The newly discovered connection between RcsA and surface motility suggests coordination of the RcsA and LrhA regulons with regard to bacterial virulence in the corn host beyond promotion of capsule production. Capsule production is thought to be a factor impacting the ability of surface motility to occur in this phytopathogen, which may explain the need for integrated downstream regulation. The fact that the strain with the 66-kb deletion region could not be complemented by rcsA suggests that there are additional genes in this region that are essential to surface motility and virulence. Further work will be needed to identify these genes and to overall correlate to the ability of the phytopathogen to move inside the plant via surface motility in relation to virulence.

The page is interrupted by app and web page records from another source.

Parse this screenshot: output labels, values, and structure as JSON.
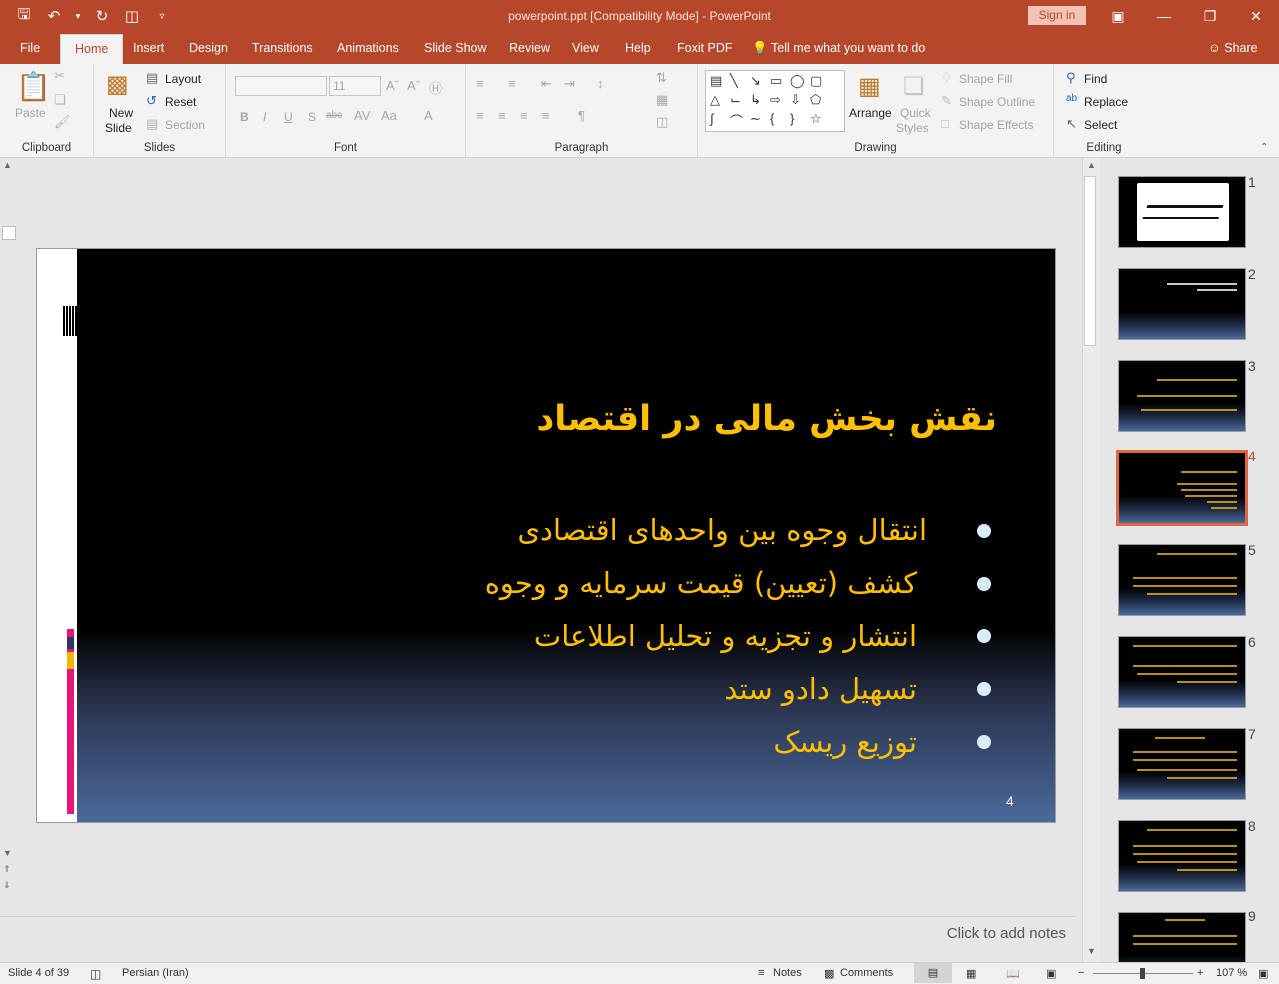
{
  "app": {
    "title": "powerpoint.ppt [Compatibility Mode]  -  PowerPoint",
    "sign_in": "Sign in"
  },
  "tabs": [
    "File",
    "Home",
    "Insert",
    "Design",
    "Transitions",
    "Animations",
    "Slide Show",
    "Review",
    "View",
    "Help",
    "Foxit PDF"
  ],
  "active_tab": "Home",
  "tell_me": "Tell me what you want to do",
  "share": "Share",
  "ribbon": {
    "clipboard": {
      "paste": "Paste",
      "label": "Clipboard"
    },
    "slides": {
      "new_slide_1": "New",
      "new_slide_2": "Slide",
      "layout": "Layout",
      "reset": "Reset",
      "section": "Section",
      "label": "Slides"
    },
    "font": {
      "size": "11",
      "bold": "B",
      "italic": "I",
      "underline": "U",
      "shadow": "S",
      "strike": "abc",
      "label": "Font"
    },
    "paragraph": {
      "label": "Paragraph"
    },
    "drawing": {
      "arrange": "Arrange",
      "quick_1": "Quick",
      "quick_2": "Styles",
      "fill": "Shape Fill",
      "outline": "Shape Outline",
      "effects": "Shape Effects",
      "label": "Drawing"
    },
    "editing": {
      "find": "Find",
      "replace": "Replace",
      "select": "Select",
      "label": "Editing"
    }
  },
  "slide": {
    "title": "نقش بخش مالی در اقتصاد",
    "bullets": [
      "انتقال وجوه بین واحدهای اقتصادی",
      "کشف (تعیین) قیمت سرمایه و وجوه",
      "انتشار و تجزیه و تحلیل اطلاعات",
      "تسهیل دادو ستد",
      "توزیع ریسک"
    ],
    "number": "4"
  },
  "notes_placeholder": "Click to add notes",
  "thumbnails": [
    "1",
    "2",
    "3",
    "4",
    "5",
    "6",
    "7",
    "8",
    "9"
  ],
  "selected_thumbnail": 4,
  "status": {
    "slide_info": "Slide 4 of 39",
    "language": "Persian (Iran)",
    "notes": "Notes",
    "comments": "Comments",
    "zoom": "107 %"
  },
  "colors": {
    "accent": "#b7472a",
    "slide_text": "#ffc000",
    "selection": "#e0663f"
  }
}
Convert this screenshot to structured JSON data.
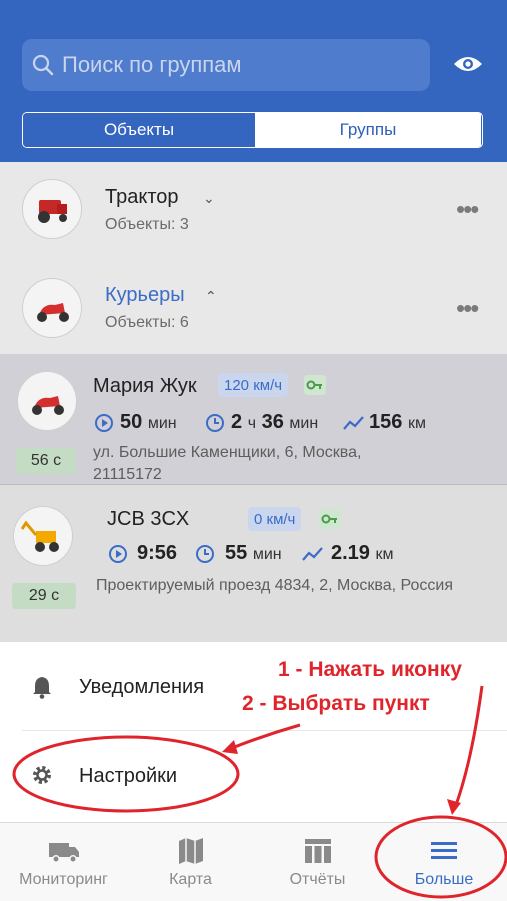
{
  "search": {
    "placeholder": "Поиск по группам"
  },
  "segments": {
    "objects": "Объекты",
    "groups": "Группы"
  },
  "groups": [
    {
      "name": "Трактор",
      "subtitle": "Объекты: 3"
    },
    {
      "name": "Курьеры",
      "subtitle": "Объекты: 6"
    }
  ],
  "objects": [
    {
      "name": "Мария Жук",
      "speed": "120 км/ч",
      "time_val": "50",
      "time_unit": "мин",
      "dur_h": "2",
      "dur_h_unit": "ч",
      "dur_m": "36",
      "dur_m_unit": "мин",
      "dist_val": "156",
      "dist_unit": "км",
      "address": "ул. Большие Каменщики, 6, Москва, 21115172",
      "age": "56 с"
    },
    {
      "name": "JCB 3CX",
      "speed": "0 км/ч",
      "time_val": "9:56",
      "time_unit": "",
      "dur_val": "55",
      "dur_unit": "мин",
      "dist_val": "2.19",
      "dist_unit": "км",
      "address": "Проектируемый проезд 4834, 2, Москва, Россия",
      "age": "29 с"
    }
  ],
  "menu": {
    "notifications": "Уведомления",
    "settings": "Настройки"
  },
  "tabs": {
    "monitoring": "Мониторинг",
    "map": "Карта",
    "reports": "Отчёты",
    "more": "Больше"
  },
  "annotations": {
    "step1": "1 - Нажать иконку",
    "step2": "2 - Выбрать пункт"
  },
  "colors": {
    "header": "#3465bf",
    "accent": "#3a6cc8",
    "annotation": "#e0242b"
  }
}
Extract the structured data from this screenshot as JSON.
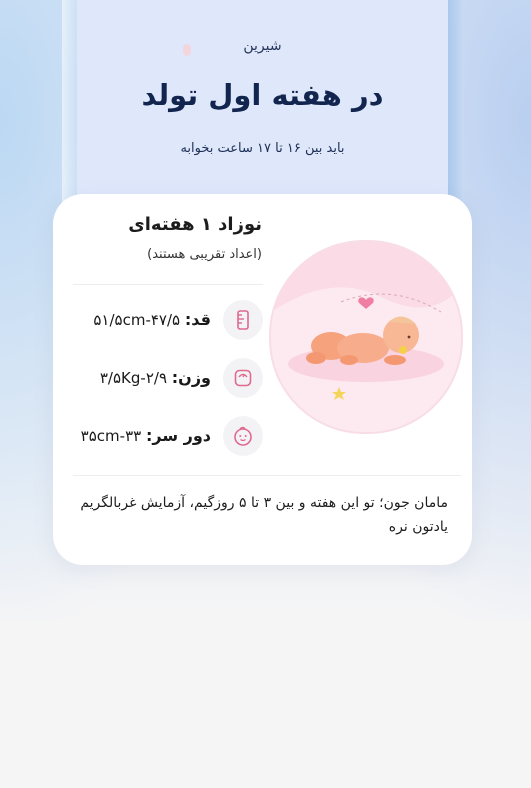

The findings of this study have further defined the tightly coordinated gene regulation that occurs in the QS regulon of the corn pathogen P. stewartii. The EsaR-activated transcription factor LrhA was found to directly auto-repress expression of its own gene as demonstrated through GFP-transcription fusions and EMSA experiments. In addition, the direct binding of LrhA to downstream targets, such as the promoters of genes coding for RcsA, and for putative biosurfactant synthesis (CKS_5211) and fimbrial production (CKS_0458), was also shown. This established a hierarchy of gene regulation in the QS network from the master regulator, EsaR, to the downstream transcription factors, RcsA and LrhA, which in turn control the expression of their own targets. Intriguingly, EsaR also directly controls some of these same targets (Ramachandran et al., 2014; Ramachandran & Stevens, 2013) integrating with coherent type two (RcsA) and type three (LrhA) feed forward loops (Mangan & Alon, 2003) to regulate genes in the QS regulon in a manner that ensures precisely synchronized gene expression (Fig. 6).
List of 68 genes present in the 66-kb deletion region in ΔrcsA-2015
Impact of putative fimbrial and surfactant genes on surface motility
Surface motility assays for the indicated strains. All pictures were taken at the same magnification after 48 hours of incubation.
Xylem-infection assays testing the role of putative fimbrial and surfactant genes in virulence
Data shown is the average score of disease for Day 12 of an infection assay performed with 15 plants inoculated with P. stewartii DC283 strains or PBS as a negative control as indicated on the X-axis. Error bars denote standard errors. The asterisk (∗) indicates a statistically significant difference (p < 0.05) between the wild type and the negative control while the remaining strains have p > 0.05 using a two-tailed homoscedastic Student’s t-test.